Honduran Migrant Caravan Heads To US Amid Trump Threats
Hundreds of Hondurans are making their way to the U.S., fleeing violence and poverty, in the second caravan of the year to provoke a denouncement from President Trump.
The mass exodus started last Friday from San Pedro Sula, with people traveling by foot, hitchhiking and hopping on buses. Some estimates of the caravan size are upwards of 3,000 people.
The caravan was organized in part by a former Honduran lawmaker named Bartolo Fuentes. Fuentes had been posting Facebook Live videos along the way, talking about the bloodshed and hunger the people are fleeing.
"They don't go because they want to, they go because they have to," Fuentes said. "Sirs of the government and sirs of the U.S., be reasonable. Use your head. Your repressive actions are not going to stop people. The reasons they're leaving are more powerful than all the risks."
He addressed President Trump directly, saying: "Sir Trump, you are supporting a corrupt government."
Last year, the U.S. provided Honduras about $181 million in aid to finance security and poverty reduction programs, including $4.5 million "to help purchase U.S.-made weapons, defense articles, services, and military training." On Tuesday morning, Trump tweeted that "no more money or aid will be given to Honduras" if the caravan isn't stopped.
The United States has strongly informed the President of Honduras that if the large Caravan of people heading to the U.S. is not stopped and brought back to Honduras, no more money or aid will be given to Honduras, effective immediately!— Donald J. Trump (@realDonaldTrump) October 16, 2018
The same morning of Trump's tweet, media organizations in Guatemala reported that Fuentes had been arrested by Guatemalan police.
Alex Mensing is with Pueblo Sin Fronteras, a migrant rights group that has organized previous caravans including the last one to capture Trump's attention. He said it's hypocritical for the U.S. government to order a stop to this caravan.
He said the money that the U.S. provides to Central American governments fuels the bloodshed there.
“The current state of structural violence that causes people to have to abandon their homes in Central America is the direct result of impunity, corruption, intervention by the local governments and the U.S. government," he said.
On Monday, the migrant group had successfully passed a Guatemalan police blockade near the border with Honduras after members of the caravan sung at the police, holding up crucifixes and Honduran flags.
Mensing said his group had nothing to do with this caravan, but that Pueblo Sin Fronteras may help the Hondurans when they arrive in southern Mexico. He said Mexico's federal police and military are already involved in "repressive" actions against Central Americans at the southern border, with asylum seekers being rounded up with force and deported.

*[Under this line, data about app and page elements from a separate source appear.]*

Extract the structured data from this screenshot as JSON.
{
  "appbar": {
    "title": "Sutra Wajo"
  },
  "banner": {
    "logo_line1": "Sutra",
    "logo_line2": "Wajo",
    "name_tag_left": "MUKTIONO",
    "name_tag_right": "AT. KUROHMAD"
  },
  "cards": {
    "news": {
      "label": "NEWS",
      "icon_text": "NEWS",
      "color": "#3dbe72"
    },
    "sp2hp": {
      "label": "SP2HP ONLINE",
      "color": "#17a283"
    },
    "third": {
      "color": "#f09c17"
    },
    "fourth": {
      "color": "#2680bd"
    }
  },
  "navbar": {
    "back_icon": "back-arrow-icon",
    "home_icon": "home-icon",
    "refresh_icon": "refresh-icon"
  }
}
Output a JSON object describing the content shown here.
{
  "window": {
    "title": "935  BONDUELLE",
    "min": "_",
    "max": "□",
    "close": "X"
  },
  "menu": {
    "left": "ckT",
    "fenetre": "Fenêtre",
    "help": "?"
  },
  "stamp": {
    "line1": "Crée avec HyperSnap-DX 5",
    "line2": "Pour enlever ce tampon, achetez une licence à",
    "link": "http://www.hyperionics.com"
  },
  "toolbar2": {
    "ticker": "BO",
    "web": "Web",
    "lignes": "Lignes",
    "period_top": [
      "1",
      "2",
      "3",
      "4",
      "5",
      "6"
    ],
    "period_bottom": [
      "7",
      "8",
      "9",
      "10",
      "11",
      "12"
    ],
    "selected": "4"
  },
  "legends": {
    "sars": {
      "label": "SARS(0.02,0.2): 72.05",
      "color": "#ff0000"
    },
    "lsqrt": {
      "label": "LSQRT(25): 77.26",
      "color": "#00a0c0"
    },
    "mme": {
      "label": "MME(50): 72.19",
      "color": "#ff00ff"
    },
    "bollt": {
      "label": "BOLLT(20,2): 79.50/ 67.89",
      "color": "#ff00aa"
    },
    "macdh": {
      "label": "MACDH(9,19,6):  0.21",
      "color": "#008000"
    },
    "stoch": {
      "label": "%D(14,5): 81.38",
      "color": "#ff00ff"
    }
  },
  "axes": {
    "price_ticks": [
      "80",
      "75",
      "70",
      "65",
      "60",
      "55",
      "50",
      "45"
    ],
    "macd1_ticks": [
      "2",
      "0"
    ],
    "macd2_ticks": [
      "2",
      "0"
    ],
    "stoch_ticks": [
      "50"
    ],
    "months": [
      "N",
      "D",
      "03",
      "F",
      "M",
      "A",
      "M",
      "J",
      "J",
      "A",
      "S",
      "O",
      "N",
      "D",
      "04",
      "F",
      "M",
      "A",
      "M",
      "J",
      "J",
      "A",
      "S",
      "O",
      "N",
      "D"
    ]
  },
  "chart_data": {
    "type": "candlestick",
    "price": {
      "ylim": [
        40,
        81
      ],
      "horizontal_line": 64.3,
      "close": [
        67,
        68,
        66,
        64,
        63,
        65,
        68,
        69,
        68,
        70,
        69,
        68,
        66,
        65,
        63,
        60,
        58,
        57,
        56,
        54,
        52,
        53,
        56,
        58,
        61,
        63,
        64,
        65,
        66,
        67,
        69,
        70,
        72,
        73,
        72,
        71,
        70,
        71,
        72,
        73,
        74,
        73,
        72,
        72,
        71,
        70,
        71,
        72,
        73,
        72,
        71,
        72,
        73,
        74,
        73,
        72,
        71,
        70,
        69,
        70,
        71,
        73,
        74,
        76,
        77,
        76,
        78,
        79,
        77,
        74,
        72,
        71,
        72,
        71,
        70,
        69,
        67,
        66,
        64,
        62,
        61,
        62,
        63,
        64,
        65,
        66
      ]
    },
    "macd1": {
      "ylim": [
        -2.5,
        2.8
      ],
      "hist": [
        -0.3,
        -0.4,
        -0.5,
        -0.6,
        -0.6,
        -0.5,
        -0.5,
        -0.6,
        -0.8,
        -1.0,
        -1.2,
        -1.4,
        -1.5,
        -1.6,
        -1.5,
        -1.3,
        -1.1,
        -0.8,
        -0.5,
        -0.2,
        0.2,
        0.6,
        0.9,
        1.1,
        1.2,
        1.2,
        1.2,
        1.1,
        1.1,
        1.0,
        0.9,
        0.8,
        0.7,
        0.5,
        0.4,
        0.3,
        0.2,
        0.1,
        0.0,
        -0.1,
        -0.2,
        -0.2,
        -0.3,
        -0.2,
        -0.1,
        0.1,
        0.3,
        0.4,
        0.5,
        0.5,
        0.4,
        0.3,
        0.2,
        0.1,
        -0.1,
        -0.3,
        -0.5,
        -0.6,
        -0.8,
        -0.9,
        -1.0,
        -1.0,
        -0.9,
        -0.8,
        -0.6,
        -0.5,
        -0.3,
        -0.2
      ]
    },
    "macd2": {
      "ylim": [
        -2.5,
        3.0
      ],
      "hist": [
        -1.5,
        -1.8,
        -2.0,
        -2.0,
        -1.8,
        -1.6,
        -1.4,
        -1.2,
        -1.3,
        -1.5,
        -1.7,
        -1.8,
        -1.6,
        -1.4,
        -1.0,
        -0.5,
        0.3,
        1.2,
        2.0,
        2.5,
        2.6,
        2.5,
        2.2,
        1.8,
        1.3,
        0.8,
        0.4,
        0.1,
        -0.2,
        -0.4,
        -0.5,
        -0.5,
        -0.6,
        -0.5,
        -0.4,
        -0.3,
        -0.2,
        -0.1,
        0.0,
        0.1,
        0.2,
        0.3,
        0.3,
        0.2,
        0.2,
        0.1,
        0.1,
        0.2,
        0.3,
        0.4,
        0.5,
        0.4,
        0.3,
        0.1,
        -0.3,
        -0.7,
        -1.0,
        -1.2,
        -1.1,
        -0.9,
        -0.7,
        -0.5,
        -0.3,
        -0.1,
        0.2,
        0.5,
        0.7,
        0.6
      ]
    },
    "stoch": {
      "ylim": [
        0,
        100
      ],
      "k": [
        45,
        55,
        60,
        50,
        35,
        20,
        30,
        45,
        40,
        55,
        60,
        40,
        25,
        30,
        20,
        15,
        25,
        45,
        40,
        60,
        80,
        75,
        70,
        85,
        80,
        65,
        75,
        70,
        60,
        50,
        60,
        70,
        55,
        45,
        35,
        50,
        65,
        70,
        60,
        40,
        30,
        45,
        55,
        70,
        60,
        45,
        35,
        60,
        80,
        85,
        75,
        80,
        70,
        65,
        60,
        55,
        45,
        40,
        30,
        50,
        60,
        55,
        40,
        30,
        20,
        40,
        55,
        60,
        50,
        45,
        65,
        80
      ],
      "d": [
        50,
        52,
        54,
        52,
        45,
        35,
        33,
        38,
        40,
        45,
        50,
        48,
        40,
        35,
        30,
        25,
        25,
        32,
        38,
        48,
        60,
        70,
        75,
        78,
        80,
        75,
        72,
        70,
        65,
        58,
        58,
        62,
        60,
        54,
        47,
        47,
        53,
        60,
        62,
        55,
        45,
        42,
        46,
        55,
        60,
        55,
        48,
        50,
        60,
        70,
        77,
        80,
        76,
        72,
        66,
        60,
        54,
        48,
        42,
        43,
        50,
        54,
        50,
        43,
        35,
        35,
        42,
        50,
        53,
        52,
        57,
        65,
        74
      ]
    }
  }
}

Mexico has received millions of dollars in U.S. aid to beef up its southern border security and to help with deportations of Central Americans.